U.K. stocks climbed to the highest level in three weeks, extending yesterday’s second-biggest rally of the year for the benchmark FTSE 100 Index, as commodity producers advanced.
BHP Billiton Ltd. and Rio Tinto Group, the world’s biggest mining companies, each gained more than 1.5 percent as base metals rebounded. Standard Life Plc jumped the most in eight months as Scotland’s biggest insurer posted first-quarter sales that beat analysts’ estimates.
The FTSE 100 climbed 25.64 points, or 0.4 percent, to 6,431.76 at the close in London, the highest level since April 2. The equity benchmark yesterday posted the biggest gain since Jan. 2 as corporate sales beat estimates. The broader FTSE All-Share Index also added 0.4 percent today, while Ireland’s ISEQ Index slipped 0.6 percent.
“We’ve seen a broadly helpful range of inventory numbers from the London Metal Exchange and that seems to be the trigger that has boosted the mining sector,” said Guy Foster, head of portfolio strategy at Brewin Dolphin Securities Ltd. in London. “The risk and reward of the sector has clearly improved.”
Seven companies including Aggreko Plc, Tesco Plc and Rolls-Royce Holdings Plc traded without the rights to their latest dividends, wiping 9.3 points from the FTSE 100.
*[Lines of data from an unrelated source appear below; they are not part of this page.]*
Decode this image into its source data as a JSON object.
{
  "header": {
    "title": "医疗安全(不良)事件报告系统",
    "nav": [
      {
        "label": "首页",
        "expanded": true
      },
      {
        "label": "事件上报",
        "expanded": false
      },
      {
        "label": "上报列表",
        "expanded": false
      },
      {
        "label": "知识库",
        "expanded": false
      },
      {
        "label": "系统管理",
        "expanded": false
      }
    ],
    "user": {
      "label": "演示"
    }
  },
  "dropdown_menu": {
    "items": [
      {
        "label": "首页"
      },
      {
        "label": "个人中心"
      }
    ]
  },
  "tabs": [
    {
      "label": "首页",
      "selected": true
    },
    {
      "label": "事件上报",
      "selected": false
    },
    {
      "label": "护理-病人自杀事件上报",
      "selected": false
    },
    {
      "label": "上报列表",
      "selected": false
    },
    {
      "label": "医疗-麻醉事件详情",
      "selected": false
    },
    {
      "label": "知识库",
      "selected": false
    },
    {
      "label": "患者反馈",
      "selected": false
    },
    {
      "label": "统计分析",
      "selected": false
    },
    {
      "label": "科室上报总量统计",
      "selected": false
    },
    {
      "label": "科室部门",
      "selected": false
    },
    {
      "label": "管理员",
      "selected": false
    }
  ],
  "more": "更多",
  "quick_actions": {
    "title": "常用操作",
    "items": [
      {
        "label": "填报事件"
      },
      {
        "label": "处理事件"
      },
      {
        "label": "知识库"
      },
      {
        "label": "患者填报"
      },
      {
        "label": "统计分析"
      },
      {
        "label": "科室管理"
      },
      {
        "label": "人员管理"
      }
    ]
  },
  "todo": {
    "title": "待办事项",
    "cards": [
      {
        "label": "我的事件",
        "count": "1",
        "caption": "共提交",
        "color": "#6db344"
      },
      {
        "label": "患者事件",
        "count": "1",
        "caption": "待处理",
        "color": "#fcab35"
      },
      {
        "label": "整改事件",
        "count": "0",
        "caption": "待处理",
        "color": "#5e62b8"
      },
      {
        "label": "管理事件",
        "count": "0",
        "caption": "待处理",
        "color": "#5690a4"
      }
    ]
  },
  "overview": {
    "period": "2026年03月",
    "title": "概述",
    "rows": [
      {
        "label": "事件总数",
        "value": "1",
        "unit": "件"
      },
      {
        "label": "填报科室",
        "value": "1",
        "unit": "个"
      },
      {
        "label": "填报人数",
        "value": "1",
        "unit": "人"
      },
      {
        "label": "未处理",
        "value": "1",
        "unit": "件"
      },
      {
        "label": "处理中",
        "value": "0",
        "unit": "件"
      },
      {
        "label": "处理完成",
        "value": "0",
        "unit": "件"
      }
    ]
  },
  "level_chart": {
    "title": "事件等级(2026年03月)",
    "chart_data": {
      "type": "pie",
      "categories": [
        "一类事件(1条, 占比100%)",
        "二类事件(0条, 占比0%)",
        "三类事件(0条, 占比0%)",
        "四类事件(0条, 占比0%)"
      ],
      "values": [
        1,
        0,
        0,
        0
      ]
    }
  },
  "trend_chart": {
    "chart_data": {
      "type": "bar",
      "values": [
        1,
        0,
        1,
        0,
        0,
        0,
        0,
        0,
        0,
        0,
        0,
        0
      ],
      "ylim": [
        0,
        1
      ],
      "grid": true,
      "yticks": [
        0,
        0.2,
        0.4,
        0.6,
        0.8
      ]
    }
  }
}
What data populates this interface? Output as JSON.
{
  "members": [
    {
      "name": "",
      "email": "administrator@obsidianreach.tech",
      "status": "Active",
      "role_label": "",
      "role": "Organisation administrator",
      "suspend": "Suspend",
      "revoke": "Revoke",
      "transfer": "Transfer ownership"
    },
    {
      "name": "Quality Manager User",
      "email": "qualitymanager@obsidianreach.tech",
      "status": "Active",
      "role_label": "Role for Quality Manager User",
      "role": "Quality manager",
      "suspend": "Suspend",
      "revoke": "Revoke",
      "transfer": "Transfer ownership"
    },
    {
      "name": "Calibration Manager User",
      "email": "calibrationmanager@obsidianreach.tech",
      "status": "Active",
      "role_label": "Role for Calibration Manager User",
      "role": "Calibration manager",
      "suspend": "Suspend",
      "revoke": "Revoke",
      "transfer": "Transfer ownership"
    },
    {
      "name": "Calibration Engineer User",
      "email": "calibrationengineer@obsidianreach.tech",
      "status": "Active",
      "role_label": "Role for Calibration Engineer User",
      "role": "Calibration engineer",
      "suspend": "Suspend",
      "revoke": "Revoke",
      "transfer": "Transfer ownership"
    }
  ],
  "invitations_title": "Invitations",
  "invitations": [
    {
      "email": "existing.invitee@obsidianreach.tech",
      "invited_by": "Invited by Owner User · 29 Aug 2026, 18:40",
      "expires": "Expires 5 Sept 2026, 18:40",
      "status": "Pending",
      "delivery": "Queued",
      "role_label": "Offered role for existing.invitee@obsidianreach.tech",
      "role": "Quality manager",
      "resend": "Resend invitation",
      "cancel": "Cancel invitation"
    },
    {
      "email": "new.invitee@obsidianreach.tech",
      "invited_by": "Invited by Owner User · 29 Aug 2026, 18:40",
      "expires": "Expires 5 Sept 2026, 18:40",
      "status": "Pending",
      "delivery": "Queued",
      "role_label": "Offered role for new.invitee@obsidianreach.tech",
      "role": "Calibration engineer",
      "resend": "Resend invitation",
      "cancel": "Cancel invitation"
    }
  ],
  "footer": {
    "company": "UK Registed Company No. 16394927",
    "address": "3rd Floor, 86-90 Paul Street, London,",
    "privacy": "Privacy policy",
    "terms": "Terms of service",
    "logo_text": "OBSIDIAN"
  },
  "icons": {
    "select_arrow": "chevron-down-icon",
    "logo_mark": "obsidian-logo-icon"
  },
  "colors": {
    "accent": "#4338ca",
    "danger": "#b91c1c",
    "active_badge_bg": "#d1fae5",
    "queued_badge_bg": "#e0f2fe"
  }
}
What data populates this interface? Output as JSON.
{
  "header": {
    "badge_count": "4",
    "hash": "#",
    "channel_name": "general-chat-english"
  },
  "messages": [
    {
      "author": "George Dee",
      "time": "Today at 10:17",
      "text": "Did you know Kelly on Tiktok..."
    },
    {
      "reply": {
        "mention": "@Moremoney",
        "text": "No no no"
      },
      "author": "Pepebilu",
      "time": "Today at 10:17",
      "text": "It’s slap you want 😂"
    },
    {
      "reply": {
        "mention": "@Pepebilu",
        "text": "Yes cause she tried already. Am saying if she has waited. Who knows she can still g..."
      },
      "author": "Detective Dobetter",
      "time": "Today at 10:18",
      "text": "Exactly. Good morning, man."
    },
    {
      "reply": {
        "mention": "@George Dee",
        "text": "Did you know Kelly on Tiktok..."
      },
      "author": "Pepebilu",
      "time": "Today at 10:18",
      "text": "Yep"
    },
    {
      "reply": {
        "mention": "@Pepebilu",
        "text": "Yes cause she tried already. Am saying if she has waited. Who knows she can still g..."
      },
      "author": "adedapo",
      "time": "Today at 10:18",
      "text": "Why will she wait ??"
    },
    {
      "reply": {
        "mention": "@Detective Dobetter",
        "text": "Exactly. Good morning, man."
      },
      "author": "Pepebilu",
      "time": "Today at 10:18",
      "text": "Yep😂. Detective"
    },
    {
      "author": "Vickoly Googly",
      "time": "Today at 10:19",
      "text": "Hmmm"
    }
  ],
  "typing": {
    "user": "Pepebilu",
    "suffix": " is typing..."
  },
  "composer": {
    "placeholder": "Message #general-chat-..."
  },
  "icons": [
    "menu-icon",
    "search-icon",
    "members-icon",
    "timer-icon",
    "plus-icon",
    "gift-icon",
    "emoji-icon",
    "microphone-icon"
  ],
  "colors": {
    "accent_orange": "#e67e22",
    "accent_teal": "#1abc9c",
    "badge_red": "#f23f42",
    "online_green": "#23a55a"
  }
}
A German report showed business confidence in Europe’s largest economy fell for a second month in April. The Ifo institute in Munich said its business-climate index, based on a survey of 7,000 executives, dropped to 104.4 this month from 106.7 in March. Economists in a Bloomberg News survey had predicted a drop to 106.2.
A gauge of mining companies listed on the FTSE 350 Index gained 2.8 percent.
BHP, the world’s biggest commodity producer, rose 1.8 percent to 1,812.5 pence and Rio Tinto, the second-largest, added 3.2 percent to 3,000.5 pence. Kazakhmys Plc, Kazakhstan’s biggest copper producer, jumped 7.2 percent to 359 pence.
Standard Life rallied 8 percent to 380.7 pence, its largest increase since Aug. 14, after the Edinburgh-based insurer said long-term savings sales rose to 6.27 billion pounds ($9.6 billion) in the first quarter, beating the 5.36 billion-pound average estimate of analysts in a Bloomberg survey.
Associated British Foods Plc declined 2.5 percent to 1,950 pence, the most since July 23, after Societe Generale SA downgraded the owner of the Primark discount-clothing chain to sell from hold, saying the stock’s valuation is entering “bubble territory.”
The shares surged 8.1 percent yesterday after reporting better-than-forecast sales, pushing its valuation to 20 times estimated earnings.
SABMiller Plc dropped 1 percent to 3,441 pence as Heineken NV, the world’s third-largest brewer, reported an unexpected decline in first-quarter sales and said organic volume and revenue will increase at a slower pace than previously anticipated.